PROBLEM STATEMENT: When you answer, restate the entries below without altering anything.

RECORDED DATA:
•••

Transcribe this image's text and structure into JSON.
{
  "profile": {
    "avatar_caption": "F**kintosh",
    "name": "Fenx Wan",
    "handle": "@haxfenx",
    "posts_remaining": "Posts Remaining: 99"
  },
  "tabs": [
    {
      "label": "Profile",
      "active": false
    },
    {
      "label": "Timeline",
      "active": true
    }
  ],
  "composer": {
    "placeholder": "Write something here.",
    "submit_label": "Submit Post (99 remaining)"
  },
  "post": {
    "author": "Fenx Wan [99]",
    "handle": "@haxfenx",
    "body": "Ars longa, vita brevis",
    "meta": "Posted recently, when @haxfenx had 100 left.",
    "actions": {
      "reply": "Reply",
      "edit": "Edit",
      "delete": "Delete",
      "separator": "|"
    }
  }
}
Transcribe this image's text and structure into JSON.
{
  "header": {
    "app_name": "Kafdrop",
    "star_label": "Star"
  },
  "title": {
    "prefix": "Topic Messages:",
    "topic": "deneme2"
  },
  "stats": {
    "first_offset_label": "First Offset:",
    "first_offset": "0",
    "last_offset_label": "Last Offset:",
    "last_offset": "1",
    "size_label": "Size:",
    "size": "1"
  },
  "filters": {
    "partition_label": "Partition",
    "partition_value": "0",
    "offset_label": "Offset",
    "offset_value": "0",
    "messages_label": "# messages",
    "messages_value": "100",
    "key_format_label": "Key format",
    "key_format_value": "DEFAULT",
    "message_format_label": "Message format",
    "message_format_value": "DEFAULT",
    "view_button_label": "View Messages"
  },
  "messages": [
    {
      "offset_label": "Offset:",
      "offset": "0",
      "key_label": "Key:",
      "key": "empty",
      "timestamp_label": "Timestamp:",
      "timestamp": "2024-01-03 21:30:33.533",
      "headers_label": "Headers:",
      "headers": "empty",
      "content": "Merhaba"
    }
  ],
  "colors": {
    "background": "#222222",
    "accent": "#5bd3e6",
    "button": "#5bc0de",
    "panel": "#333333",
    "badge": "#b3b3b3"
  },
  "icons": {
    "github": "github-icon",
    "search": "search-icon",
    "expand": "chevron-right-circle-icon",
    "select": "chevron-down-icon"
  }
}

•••

OUTPUT FOR THIS EXERCISE:
Transcribe this image's text and structure into JSON.
{
  "profile": {
    "avatar_caption": "F**kintosh",
    "name": "Fenx Wan",
    "handle": "@haxfenx",
    "posts_remaining": "Posts Remaining: 99"
  },
  "tabs": [
    {
      "label": "Profile",
      "active": false
    },
    {
      "label": "Timeline",
      "active": true
    }
  ],
  "composer": {
    "placeholder": "Write something here.",
    "submit_label": "Submit Post (99 remaining)"
  },
  "post": {
    "author": "Fenx Wan [99]",
    "handle": "@haxfenx",
    "body": "Ars longa, vita brevis",
    "meta": "Posted recently, when @haxfenx had 100 left.",
    "actions": {
      "reply": "Reply",
      "edit": "Edit",
      "delete": "Delete",
      "separator": "|"
    }
  }
}
Transcribe this image's text and structure into JSON.
{
  "header": {
    "app_name": "Kafdrop",
    "star_label": "Star"
  },
  "title": {
    "prefix": "Topic Messages:",
    "topic": "deneme2"
  },
  "stats": {
    "first_offset_label": "First Offset:",
    "first_offset": "0",
    "last_offset_label": "Last Offset:",
    "last_offset": "1",
    "size_label": "Size:",
    "size": "1"
  },
  "filters": {
    "partition_label": "Partition",
    "partition_value": "0",
    "offset_label": "Offset",
    "offset_value": "0",
    "messages_label": "# messages",
    "messages_value": "100",
    "key_format_label": "Key format",
    "key_format_value": "DEFAULT",
    "message_format_label": "Message format",
    "message_format_value": "DEFAULT",
    "view_button_label": "View Messages"
  },
  "messages": [
    {
      "offset_label": "Offset:",
      "offset": "0",
      "key_label": "Key:",
      "key": "empty",
      "timestamp_label": "Timestamp:",
      "timestamp": "2024-01-03 21:30:33.533",
      "headers_label": "Headers:",
      "headers": "empty",
      "content": "Merhaba"
    }
  ],
  "colors": {
    "background": "#222222",
    "accent": "#5bd3e6",
    "button": "#5bc0de",
    "panel": "#333333",
    "badge": "#b3b3b3"
  },
  "icons": {
    "github": "github-icon",
    "search": "search-icon",
    "expand": "chevron-right-circle-icon",
    "select": "chevron-down-icon"
  }
}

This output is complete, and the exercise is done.